The features are smart, thoughtful, philosophical, political, questioning. They are not meant for you to read and accept as they are. They are meant for you to read, contemplate, challenge and choose what you want to believe. If you have a valid argument against the rhetoric, write a letter to the editor. It’s why they dedicate four pages to letters. One feature is fiction: It’s seven pages of a short story to break between the multitude of articles. I’m not sure why they inserted a fiction feature (it must resonate with their audience), but it’s nice to see an appreciation for good writing and good storytelling even in a hard-facts political-debate magazine.

Use of Photography

Ahem….they don’t have any.

Use of Illustrations

The folks at Commentary do add a little color to the publication with a few illustrations. The joke from Enter Laughing gets a political-cartoon-like illustration that’s very cute and almost forces you to stop and read that page. And the cover feature, The Other Existential Threat, has that same penciled illustration from the cover, just at the tops of the pages.

Relevance to Intended Audience

Like I said, I think this magazine is candy for people who like politics and social issues and debate. It doesn’t pretend to be something it isn’t. It is probably just like its audience likes it: no frills, no glitz, no flash, just commentary.

Integration with Website

Commentary doesn’t push readers to its website at all. It’s a shame because it’s got tons of online-only articles there. A lot of the content is blocked and is for subscribers only.
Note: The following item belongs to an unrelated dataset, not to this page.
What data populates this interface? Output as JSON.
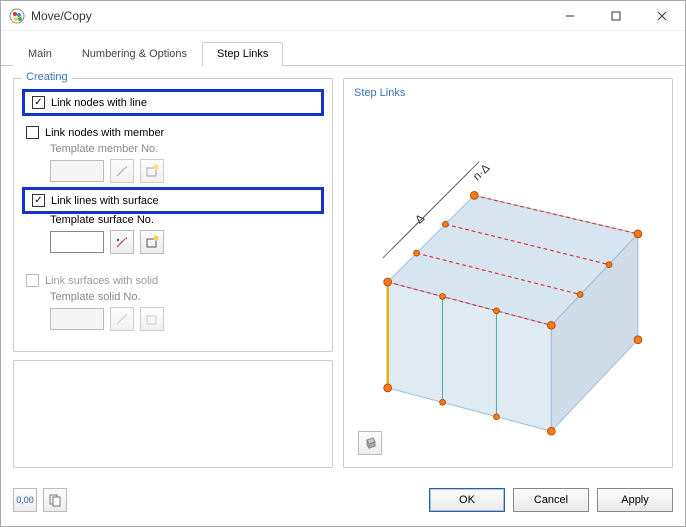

Commentary Inc. is a nonprofit organization, so it has to push more for people’s funds than huge magazine publishing houses do.

Flow, Story Hierarchy

Commentary is broken up into categories once its departments/columns are out of the way. It begins with eight feature articles, each five to eight pages long. Next comes the fiction article, then two sections called Politics & Ideas and Culture & Civilization. The articles after the fiction story are markedly shorter, from one to five pages. In other words, Commentary starts with short appetizers, moves into the steak, then more steak, then … seriously … more steak, before you get the potatoes and veggies. Then the reader finishes with multiple small desserts. It would take someone like me an entire month to get through all 84 pages. It is a lot of words.

Paper Quality

Printed on thick, matte pages with stiff covers, Commentary has the feel of a small, softbound textbook. It’s perfect-bound and 84 pages plus covers. It is easy to hold onto for long reads — it bends back easily and doesn’t crinkle up at all.

Overall Opinion

Commentary was all new to me. I’ve never encountered it, and I’m definitely not a part of its target audience. But I can see why people who do make up the elite group of readers would love it. It offers a real forum for serious readers, it is committed to its content, and it doesn’t dumb itself down in order to capture a larger audience. For that, I give it an A.

I invite your comments! Check out the magazine or its website and tell me what you think of it.

–Tyler Reed

Editor, The Sidebar Review